Originally Posted by jackster1232002
What difficulties did you have to go through so I don't make the same mistakes.
A few things I would do differently:
- I would try to do more of it on my own, especially in a market like today's. While I got a "relative discount" for my full-service RE agent (5%, instead of 6%), I don't think the process is so hard to understand/execute that I need to pay that much to sell. In fact, when I have bought, I end up doing quite a bit of the legwork anyway, and the agent just helps find properties, showings, etc., in areas with which I am unfamiliar.
- I would be much more in-tune with the market and the area, its history and its future. In short-term purchases (speculation, really), you are dependent on the demand for that property in the near term, and not very concerned about growth in value. You're looking to sell something whose value doesn't really change over the short term, but yet whose price is driven up by demand for whatever makes it desirable. For example, I would never buy in an area that was being newly developed if it was a short-term (less than ten year) purchase. The condo on which I lost $30,000 was on a small island that was being developed and had hundreds of similar units, with more being built. Mine didn't stand out, and no amount of upgrading was really going to change that. If someone wanted in, they had a whole slew of new-construction options that were going to command less than I wanted to sell my place for. That market was hit hard by the bubble burst. On the house where I made $60,000 in two years, it was a new construction when I purchased, but was in a desirable area that didn't have a lot of newly developed areas or housing growth, so the price I was able to command wasn't submarined by new construction or similar, lower priced options. (I am currently in an ideal situation for that as well, living on an island with lots of old housing and next to no housing growth, just remodeling, thus demand is always there).
- I think there's a lot of value in holding property on the low-end of the price range in highly desireable areas. I own a house now that is the least-expensive stand-alone house model on the island. Anything less expensive is a part of a multiple unit building/townhouse. When we bought it, there were two contingent offers, and that was two-plus years ago when the market was down. Again, on the condo where I lost money, I was at the higher end of the available market on that island.
- Always remember that housing prices don't HAVE to go up, even on foreclosures (though a foreclosure is usually a better value). There's this assumption in the US that a house will always gain value. That holds true over the long term, as housing tends to be good inflation protection if you view it as an "asset" (which is debatable). But in the short term, RE can be very volatile. I wouldn't engage in "flipping". About as risky as I'll get with RE is shorter-term purchasing of homes in which I intend to live for less than five years.
- I look for quicker ways to build equity and minimize my costs.

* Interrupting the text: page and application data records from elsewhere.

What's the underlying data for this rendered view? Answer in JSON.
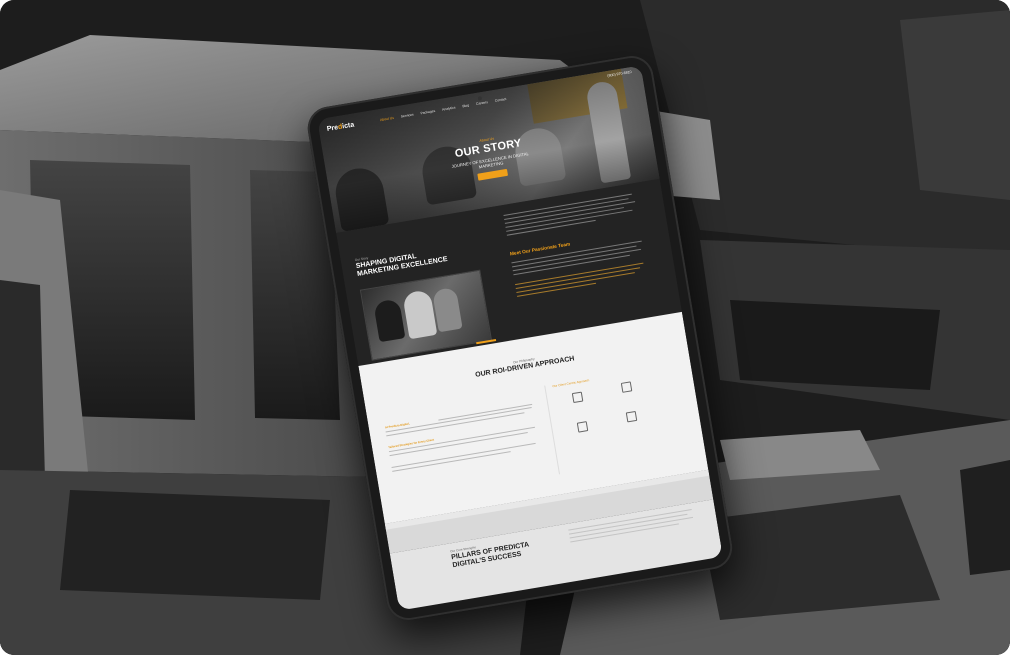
{
  "site": {
    "logo_prefix": "Pre",
    "logo_accent": "d",
    "logo_suffix": "icta",
    "phone": "(800) 970-6810",
    "nav": [
      "About Us",
      "Services",
      "Packages",
      "Analytics",
      "Blog",
      "Careers",
      "Contact"
    ]
  },
  "hero": {
    "eyebrow": "About Us",
    "title": "OUR STORY",
    "subtitle_line1": "JOURNEY OF EXCELLENCE IN DIGITAL",
    "subtitle_line2": "MARKETING"
  },
  "intro": {
    "eyebrow": "Our Story",
    "title_line1": "SHAPING DIGITAL",
    "title_line2": "MARKETING EXCELLENCE",
    "team_title": "Meet Our Passionate Team"
  },
  "approach": {
    "eyebrow": "Our Philosophy",
    "title": "OUR ROI-DRIVEN APPROACH",
    "p1_highlight": "At Predicta Digital,",
    "p2_highlight": "Tailored Strategies for Every Client",
    "features_title": "Our Client Centric Approach"
  },
  "pillars": {
    "eyebrow": "Our Core Strengths",
    "title_line1": "PILLARS OF PREDICTA",
    "title_line2": "DIGITAL'S SUCCESS"
  },
  "colors": {
    "accent": "#f0a01a",
    "dark": "#232323",
    "light": "#f2f2f2"
  }
}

This specific example may not apply to you, but in the case of my current home, I put 20% down, maxed out a "regular" mortgage at $417k (rather than financing a "jumbo") and then used that equity from the down payment to get another Home Equity loan to cover the rest. Mortgage rate was 4.6% (I have since re-financed with the PenFed 5/5 for around 3.2%), but the HE loan was more like 8%. I paid that HE off in about six months, and made just the minimum payment to the mortgage. Now, with the refi and the HE loan paid off, I am paying extra toward principle, again as an inflation hedge (and because I just don't see a whole heck of a lot of investment opportunities out there that I like right now, and I have good emergency funds and "opportunity cash" on hand already).
- Never use Interest Only ARMs. (I never did, but never would, either!)
That's my 20 cents' worth of experiences over three home purchases in my 20's and 30's.